What is going on with interest rates?
What’s the current rate? As loan officers we get this question daily. While it seems like
an innocuous question that should be simple enough to answer, there are many variables that play a role in determining the “current rate.” While there is no such thing as the “current rate,” there is a current rate for your individual situation. In order to have the best possible rate, it is important to understand the various variables that play a role in rates.
The largest dictator of interest rates is the one that everyone reads on the news or sees on TV. This is the 10yr US Treasury yield. This factor is not specific to any one borrower and dictates the baseline for rates on a broad scale. The lower the 10yr Treasury yield, the better mortgage interest rates will be. The other factors influencing interest rates are individualistic. The most critical of the borrower specific factors is credit score. The better your FICO score, the better rate you will be eligible for. The remaining factors include amount of down payment, loan type (FHA, conventional, etc.), occupancy (primary, investment, etc.) debt-to-income ratio, and loan purpose (purchase or refinance). All have a similar weighting when
determining the current rate. Each variable outlined is critical to determining the interest rate you are eligible for.
Does down payment assistance hurt loan performance and increase chance for recession?
A common misconception in the mortgage industry revolves around down payment assistance and loan performance down the road. Are those that receive down payment assistance (DPA) for their down payment more likely to default on that loan than those that did not? That topic was the subject of a study recently by the Joint Center for Housing Studies at Harvard University. The results of the study indicated that when other variables such as FICO and DTI were controlled, loans with down payment assistance did not have a higher risk for default than those without.

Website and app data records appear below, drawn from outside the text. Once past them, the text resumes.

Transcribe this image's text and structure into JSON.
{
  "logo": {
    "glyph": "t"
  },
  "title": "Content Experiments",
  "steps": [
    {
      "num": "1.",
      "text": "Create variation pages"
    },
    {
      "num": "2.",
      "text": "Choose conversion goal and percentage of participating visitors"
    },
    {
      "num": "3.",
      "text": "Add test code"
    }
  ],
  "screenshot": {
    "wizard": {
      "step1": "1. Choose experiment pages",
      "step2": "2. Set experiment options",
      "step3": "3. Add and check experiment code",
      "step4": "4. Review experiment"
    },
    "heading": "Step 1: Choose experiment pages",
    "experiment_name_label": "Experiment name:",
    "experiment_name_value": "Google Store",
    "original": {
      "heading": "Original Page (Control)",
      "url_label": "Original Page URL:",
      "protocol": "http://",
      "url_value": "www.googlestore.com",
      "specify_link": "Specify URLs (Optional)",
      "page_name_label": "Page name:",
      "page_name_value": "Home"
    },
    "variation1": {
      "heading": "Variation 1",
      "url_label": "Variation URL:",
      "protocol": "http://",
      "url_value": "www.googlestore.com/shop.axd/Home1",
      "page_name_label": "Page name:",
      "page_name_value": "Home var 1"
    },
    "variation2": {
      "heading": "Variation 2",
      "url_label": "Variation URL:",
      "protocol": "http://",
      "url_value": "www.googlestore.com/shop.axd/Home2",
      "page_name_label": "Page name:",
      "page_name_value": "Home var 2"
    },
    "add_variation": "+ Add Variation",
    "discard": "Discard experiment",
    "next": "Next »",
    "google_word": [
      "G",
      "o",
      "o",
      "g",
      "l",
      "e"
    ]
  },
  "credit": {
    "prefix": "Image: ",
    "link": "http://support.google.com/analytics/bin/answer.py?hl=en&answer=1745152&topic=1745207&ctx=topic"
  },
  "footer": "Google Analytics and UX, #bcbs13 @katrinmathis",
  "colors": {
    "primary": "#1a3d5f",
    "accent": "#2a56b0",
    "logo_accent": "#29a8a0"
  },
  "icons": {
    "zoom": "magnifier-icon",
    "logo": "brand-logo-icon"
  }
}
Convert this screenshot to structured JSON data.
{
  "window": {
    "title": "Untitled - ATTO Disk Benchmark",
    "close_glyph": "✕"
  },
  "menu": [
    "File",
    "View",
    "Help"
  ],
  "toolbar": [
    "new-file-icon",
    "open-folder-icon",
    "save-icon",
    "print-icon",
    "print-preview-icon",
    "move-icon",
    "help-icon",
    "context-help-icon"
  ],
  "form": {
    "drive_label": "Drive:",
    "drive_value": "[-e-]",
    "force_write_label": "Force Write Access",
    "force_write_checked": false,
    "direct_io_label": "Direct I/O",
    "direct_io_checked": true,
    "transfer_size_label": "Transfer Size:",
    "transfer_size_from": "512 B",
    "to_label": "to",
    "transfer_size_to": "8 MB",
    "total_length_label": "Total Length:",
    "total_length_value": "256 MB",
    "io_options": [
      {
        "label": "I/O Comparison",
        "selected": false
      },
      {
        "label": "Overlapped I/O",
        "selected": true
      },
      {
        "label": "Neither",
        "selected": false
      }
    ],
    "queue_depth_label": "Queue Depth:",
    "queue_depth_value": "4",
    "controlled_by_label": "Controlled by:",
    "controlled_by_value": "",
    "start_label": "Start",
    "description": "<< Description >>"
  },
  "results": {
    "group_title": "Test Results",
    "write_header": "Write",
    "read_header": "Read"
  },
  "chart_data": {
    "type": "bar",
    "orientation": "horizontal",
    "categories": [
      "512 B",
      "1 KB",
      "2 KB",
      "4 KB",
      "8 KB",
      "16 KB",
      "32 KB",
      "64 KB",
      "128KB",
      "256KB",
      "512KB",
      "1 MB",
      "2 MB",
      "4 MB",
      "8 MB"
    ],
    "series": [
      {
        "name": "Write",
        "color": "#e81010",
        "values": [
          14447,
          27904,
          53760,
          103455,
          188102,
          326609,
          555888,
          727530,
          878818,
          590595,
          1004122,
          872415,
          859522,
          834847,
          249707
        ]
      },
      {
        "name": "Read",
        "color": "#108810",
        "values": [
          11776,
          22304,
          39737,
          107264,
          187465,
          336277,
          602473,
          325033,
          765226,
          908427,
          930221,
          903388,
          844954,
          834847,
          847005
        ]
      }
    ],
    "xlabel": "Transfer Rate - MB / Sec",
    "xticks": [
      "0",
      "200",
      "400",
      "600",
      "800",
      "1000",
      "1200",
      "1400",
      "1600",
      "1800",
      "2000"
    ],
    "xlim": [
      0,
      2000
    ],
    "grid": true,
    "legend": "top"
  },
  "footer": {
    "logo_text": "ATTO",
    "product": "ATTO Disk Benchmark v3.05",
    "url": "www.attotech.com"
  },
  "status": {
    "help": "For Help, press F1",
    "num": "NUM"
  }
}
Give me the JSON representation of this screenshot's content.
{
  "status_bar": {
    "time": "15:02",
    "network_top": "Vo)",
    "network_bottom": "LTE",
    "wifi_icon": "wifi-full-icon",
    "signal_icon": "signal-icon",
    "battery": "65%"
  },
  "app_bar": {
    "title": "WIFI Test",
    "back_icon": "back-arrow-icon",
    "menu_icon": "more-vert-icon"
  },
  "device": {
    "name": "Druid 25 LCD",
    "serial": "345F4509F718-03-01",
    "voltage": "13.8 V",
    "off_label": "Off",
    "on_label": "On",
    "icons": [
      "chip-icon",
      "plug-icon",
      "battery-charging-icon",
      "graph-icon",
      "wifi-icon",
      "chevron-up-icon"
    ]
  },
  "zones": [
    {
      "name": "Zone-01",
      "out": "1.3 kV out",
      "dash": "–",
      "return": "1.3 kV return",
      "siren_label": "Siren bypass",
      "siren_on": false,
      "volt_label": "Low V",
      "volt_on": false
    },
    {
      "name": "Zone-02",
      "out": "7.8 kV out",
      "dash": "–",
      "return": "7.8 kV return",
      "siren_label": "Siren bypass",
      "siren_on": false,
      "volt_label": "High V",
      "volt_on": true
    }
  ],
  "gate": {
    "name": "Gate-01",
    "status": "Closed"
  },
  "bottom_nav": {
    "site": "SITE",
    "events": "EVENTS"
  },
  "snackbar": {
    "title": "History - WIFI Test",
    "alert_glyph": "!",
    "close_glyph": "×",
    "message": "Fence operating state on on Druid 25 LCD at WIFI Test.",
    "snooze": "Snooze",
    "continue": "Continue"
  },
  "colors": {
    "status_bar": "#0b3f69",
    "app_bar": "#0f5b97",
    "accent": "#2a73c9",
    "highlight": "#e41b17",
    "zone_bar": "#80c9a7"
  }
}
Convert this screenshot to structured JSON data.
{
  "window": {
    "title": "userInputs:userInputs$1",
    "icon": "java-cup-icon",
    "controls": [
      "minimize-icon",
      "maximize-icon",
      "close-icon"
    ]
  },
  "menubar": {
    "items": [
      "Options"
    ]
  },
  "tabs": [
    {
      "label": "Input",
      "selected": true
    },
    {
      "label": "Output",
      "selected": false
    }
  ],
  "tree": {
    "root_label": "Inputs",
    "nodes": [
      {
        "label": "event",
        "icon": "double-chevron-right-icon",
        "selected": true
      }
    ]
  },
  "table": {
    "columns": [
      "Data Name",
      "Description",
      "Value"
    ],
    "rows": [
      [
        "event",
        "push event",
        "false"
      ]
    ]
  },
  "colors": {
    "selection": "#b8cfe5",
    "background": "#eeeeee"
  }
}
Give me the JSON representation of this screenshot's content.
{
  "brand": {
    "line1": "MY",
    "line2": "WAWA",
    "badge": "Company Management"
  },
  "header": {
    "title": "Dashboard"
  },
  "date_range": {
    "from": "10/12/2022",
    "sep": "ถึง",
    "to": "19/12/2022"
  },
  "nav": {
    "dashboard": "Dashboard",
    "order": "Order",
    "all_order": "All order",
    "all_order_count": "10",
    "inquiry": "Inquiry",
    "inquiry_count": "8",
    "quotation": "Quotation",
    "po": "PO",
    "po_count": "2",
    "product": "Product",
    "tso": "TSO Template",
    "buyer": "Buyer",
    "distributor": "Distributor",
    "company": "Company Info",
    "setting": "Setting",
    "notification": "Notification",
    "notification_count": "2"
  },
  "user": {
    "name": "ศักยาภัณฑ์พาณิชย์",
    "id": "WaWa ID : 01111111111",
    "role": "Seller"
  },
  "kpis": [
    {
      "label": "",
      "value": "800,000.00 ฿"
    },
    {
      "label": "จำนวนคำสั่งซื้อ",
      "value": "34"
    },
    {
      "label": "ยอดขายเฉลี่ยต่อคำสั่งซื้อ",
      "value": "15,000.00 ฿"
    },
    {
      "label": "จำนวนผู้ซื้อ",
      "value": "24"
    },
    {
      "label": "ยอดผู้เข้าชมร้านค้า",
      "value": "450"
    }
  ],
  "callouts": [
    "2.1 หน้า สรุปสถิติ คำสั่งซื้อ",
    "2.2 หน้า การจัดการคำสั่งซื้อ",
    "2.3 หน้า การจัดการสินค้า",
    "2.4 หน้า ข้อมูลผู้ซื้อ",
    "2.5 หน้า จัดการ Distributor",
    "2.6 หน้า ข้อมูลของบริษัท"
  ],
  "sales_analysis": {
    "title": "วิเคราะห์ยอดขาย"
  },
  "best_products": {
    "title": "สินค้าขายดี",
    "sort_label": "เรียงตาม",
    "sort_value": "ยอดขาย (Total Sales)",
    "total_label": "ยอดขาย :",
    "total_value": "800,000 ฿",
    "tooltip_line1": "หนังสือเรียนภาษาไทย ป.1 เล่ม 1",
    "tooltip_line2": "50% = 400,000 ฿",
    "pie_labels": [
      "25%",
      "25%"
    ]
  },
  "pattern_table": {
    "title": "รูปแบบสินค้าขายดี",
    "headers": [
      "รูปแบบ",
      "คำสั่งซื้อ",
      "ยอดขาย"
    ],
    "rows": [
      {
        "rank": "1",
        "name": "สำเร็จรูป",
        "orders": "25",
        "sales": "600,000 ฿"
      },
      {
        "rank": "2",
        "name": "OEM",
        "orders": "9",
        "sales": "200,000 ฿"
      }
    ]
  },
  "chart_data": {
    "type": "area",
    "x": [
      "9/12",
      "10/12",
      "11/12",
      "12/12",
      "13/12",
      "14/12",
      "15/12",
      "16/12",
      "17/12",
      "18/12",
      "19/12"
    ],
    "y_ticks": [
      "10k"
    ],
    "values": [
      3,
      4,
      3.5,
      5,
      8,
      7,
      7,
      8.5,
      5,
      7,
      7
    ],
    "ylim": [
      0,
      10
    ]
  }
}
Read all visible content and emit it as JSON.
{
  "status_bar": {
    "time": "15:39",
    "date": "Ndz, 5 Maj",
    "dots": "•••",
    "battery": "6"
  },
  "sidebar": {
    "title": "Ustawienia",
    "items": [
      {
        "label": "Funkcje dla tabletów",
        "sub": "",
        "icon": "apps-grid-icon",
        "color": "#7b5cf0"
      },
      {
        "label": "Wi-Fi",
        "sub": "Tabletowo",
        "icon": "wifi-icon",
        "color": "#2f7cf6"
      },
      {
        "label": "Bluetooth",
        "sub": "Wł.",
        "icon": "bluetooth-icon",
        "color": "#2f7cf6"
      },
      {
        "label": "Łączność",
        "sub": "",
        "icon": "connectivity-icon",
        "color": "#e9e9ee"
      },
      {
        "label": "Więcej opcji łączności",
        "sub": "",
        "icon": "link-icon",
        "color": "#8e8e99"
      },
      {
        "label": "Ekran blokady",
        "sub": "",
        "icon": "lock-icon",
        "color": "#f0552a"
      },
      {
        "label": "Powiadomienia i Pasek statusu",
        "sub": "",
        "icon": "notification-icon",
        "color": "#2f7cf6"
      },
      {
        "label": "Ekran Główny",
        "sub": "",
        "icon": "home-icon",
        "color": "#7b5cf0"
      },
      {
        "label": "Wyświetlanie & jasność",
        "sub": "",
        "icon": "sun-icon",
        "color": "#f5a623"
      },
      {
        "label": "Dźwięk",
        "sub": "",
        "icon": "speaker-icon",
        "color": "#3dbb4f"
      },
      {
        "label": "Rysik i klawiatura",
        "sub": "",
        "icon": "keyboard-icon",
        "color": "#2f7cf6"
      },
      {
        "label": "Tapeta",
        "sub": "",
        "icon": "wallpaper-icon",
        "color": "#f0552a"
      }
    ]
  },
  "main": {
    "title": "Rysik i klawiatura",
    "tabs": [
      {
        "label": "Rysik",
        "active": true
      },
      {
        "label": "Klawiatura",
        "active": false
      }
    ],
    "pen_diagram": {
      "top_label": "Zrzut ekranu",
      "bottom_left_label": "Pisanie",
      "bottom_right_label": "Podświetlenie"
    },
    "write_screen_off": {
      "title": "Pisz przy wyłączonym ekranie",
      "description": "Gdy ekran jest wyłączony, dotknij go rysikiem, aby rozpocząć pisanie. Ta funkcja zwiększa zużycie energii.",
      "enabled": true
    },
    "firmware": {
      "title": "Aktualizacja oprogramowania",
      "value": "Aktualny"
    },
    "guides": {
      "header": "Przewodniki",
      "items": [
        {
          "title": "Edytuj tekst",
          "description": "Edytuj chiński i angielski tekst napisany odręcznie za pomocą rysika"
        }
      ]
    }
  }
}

Make sure to let us know if you have any questions. We hope to see you at the next AZREIA meeting!
by Andrew Augustyniak, Branch Manager/Loan Officer, Peoples Mortgage Company